From School Library Journal
Gr 8 Up-Michigan teen Izzy has a lot going on: the deadline for her art portfolio is looming, her best friend has stopped talking to her, her breasts are drawing unwanted attention, her crush might (or might not) be interested in her, she can't stop her hypochondriac ways-and, oh yeah, her mom's cancer might not be in remission after all. It's no wonder she's not sure if she can keep it together. Raf's debut is a mix of true-to-life and the unbelievable. With so much happening for Izzy, the story feels crowded, which lessens the impact of her real crises and makes the resolution feel a little underdeveloped, especially the lack of consequences for a pack of sexting students. Every adult in the book condemns even a hint of teenage sexuality-even something as mild as wearing scoop-neck tops. Raf's dialogue is unusually halting and full of ellipses, which mirrors real-life conversations but makes exchanges between the characters drag. While the plot is predictable (Izzy and her mother eventually come to understand each other better, the popular boy who shows a sudden interest is really operating under a dare, another love interest is hiding in plain sight), Izzy's self-deprecating humor and wry observations bring fresh air to tired tropes. Raf's background in comedy serves her well and gives her protagonist an authenticity that will make readers feel invested in her story. A fairly standard contribution to the genre, but a solid one.-Gretchen Kolderup, New York Public Libraryα(c) Copyright 2013. Library Journals LLC, a wholly owned subsidiary of Media Source, Inc. No redistribution permitted.

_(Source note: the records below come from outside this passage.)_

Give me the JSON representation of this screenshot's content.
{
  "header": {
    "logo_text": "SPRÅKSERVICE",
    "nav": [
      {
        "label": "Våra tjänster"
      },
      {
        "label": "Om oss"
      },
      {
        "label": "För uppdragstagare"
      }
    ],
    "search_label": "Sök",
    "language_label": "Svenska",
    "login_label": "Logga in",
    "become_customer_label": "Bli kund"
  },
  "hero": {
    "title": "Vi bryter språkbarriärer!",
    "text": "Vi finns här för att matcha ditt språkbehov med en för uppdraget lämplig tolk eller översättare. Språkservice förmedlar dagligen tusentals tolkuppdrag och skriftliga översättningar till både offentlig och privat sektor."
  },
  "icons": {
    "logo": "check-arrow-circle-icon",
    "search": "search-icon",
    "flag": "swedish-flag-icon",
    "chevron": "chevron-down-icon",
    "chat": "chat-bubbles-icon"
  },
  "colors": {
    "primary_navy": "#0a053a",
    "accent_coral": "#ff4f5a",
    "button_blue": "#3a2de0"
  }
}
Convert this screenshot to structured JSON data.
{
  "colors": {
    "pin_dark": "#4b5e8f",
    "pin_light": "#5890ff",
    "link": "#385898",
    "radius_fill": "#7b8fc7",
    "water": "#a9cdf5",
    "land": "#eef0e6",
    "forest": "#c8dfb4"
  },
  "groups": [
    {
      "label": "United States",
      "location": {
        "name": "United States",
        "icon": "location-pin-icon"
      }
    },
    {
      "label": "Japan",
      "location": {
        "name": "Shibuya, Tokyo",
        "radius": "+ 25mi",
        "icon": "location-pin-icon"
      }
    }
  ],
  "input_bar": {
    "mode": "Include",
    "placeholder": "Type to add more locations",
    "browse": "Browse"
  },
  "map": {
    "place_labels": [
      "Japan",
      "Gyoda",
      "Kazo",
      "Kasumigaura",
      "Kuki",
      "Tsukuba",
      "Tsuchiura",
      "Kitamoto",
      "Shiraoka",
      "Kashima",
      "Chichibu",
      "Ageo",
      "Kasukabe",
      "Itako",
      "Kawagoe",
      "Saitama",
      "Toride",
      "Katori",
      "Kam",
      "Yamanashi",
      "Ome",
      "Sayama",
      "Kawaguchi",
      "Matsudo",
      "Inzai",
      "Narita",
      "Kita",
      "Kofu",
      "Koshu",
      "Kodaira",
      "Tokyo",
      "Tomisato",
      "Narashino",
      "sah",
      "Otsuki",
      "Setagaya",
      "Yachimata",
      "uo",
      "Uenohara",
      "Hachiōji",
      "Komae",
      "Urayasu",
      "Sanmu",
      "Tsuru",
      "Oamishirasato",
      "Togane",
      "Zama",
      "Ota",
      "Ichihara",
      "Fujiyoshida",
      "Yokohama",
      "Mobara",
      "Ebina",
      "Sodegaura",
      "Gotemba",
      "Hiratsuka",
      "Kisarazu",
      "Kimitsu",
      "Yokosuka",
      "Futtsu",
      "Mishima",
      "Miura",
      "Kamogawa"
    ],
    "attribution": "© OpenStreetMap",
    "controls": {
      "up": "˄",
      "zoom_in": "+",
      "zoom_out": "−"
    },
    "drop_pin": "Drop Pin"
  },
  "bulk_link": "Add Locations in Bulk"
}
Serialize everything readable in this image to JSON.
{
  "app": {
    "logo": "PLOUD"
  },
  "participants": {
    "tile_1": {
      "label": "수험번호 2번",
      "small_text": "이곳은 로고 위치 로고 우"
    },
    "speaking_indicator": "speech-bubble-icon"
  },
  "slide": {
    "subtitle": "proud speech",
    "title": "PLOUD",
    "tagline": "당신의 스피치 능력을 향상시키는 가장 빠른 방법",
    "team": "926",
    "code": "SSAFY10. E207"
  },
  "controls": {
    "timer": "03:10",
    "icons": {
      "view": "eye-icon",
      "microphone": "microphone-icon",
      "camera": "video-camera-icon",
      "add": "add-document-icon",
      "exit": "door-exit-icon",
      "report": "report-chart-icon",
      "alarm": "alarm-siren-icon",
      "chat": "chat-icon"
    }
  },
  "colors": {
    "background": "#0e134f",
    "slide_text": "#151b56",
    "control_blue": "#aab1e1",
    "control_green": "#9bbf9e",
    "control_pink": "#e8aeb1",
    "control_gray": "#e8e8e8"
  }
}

Izzy, 15, isn’t your typical anxious teen. She is a straight-up “cyberchondriac”—her sister dubs her Disease Louise—who scours the Internet to find horrid diagnoses to explain her every little ache and pain. It’s somewhat understandable, given her mom’s recovery from (and possible relapse of?) a rare stomach cancer. As if this stress isn’t enough, Izzy has a play to assistant direct, three paintings to finish for a shot at an art scholarship, and oh yeah, you know, boys. Handsome Blake is finally paying attention to her—an attention that leads to a circulated snapshot of her breast that lends her the moniker Boobgirl. Isn’t there a sweet, cute guy who would treat her right? (Romance readers know the answer: he has been right there all along!) Raf’s welcome debut alternates between hilarious neuroticism (hyperaware make-out session play-by-plays) and effective scenes of panic attacks as Izzy tries to deal with her mom’s worsening condition. It’s a generous book, overstocked with characters and dialogue, and it should succeed in putting any reader’s problem into a wider, and funnier, perspective. Grades 9-12. --Daniel Kraus